"This project began over thirty-five years ago when I discovered my ancestor was likely the original Westfall immigrant who came to American with the Dutch in the 1600's, but I lacked the evidence connecting my mother's family to his descendants who made their way to antebellum western Virginia, now West Virginia. As there were no family traditions going back to the 18th century, this project started with journeys to courthouses and state archives to research the original records. I had amassed material covering many branches and generations. Still unable to make the connection, I reached out to others actively researching the first Westfall family in America. I shared a detailed summary of my material, which I titled Westfall Notes, containing speculated family reconstructions looking for useful leads from the recipients. Three of these correspondents had a book as their goal as well. After Genevieve Lentz (Mrs. Ruby Wilmore) published Westfall Research containing much of my data, the project was shelved for the time being even though my personal line had not yet been connected to the immigrant.
"One correspondent was Ann Westfall. Not herself born a Westfall, she had been collecting Westfall data for many years prior to making contact. Her intent was to pass down her research to her children. She persisted in sending me her family groupings for review and I reciprocated by sending extracts from the more recent records (post-Civil War) while I needed to research in old Virginia records where pioneer Westfalls first settled in the 1740's.
"Reconstructing all of the families of that time and locale seemed to be the way to identify which family was my direct line.
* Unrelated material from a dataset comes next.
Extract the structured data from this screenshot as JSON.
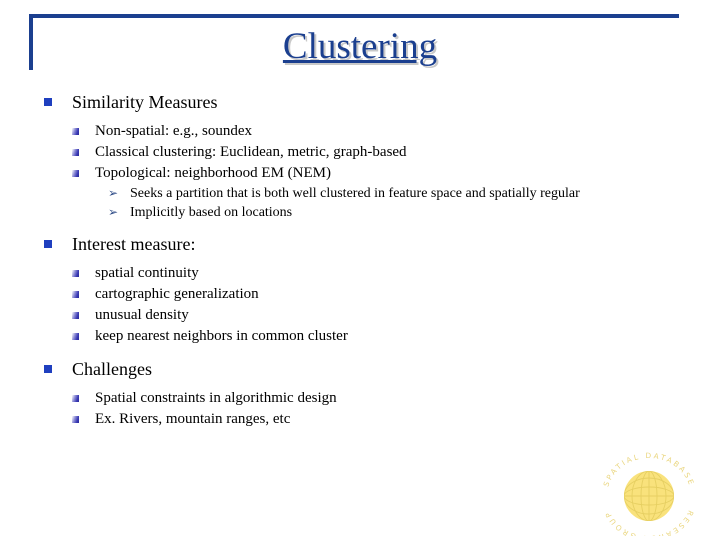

This led to tracing Westfalls westward to Ohio and Indiana. At the same time, the records of the first Westfalls in America were researched in New York and New Jersey records. Ten years ago, I moved from Ohio back to my birth state of West Virginia making it easier to research unfilmed records in the courthouses. The process of elimination identified my known ancestor's father, a deed proved it beyond a shadow of doubt. By this time Ann had passed away and could not share in the joy of discovery. With a renewed vigor, the book was resumed. Several interesting roles in America's history were uncovered. The project changed from a simple family history to a narrative of the Westfalls' direct involvement in American history intertwined with the descriptions of the families. While the narrative ends with the Civil War, families Ann and others had researched are presented in an appendix."
[At the end of the Preface, Mr. Hutchison lists those who contributed directly or indirectly to his research along with their residences at the time of their correspondence]
"According to publicprofiler.org, West Virginia has the highest concentration of people with the surname Westfall on the entire planet with a frequency of 735 per million over 4 times the rate as the next place, Ohio. Within the state of West Virginia, the highest concentrations are in the north-central counties. This book focuses on the ancestors of these Westfalls from the first immigrant to the first to settle western Virginia. It then follows sons of these first settlers to the Northwest Territory and a few that later made their way to the Pacific Ocean.
"These early Westfalls were primarily farmers in search of arable land which drove their migration westward forcing them to deal with the original landholders, American Indians. Before there was the Hatfield and McCoy feud, there was the Westfall and Swartwout feud which affected the shape of two states. Westfalls served their colonies and states in time of war. The Civil War pitted Westfall against Westfall. This book will follow Westfalls through the years, into battle, in scandals, presenting both the good and bad. The reader may learn more obscure American history than he cares to absorb, but with a lack of personal memoirs, it is the best way to get an understanding of their involvement in history or how events affected them. This account contains no pompous characterizations found in older histories. It is left to the reader to make inferences from their actions. When reading the Civil War chapter, grab a map and follow our ancestors on the campaign trail.
"The story is presented chronologically using geographical chapter headings as America's settlement progressed in time. Within many chapters an individual and his immediate family is the center of focus. A Westfall ancestor may be the subject of two such subheadings as he migrated west. Where sufficient information is known, family groups of two or more generations are presented in smaller font to summarize that ancestor's progeny. The largest presentation of family groups appears in the final appendix for Westfalls that existed at the time of West Virginia's statehood.
"The author has reconstructed families as accurately as public records permit. All sources are documented in footnotes. The narration contains very few speculations; however, there are many relationship mysteries that remain. Discussion of these is relegated to a special chapter where they are extensively analyzed. The same holds true for myths that the author feels must be laid to rest. Introduction continued in the book]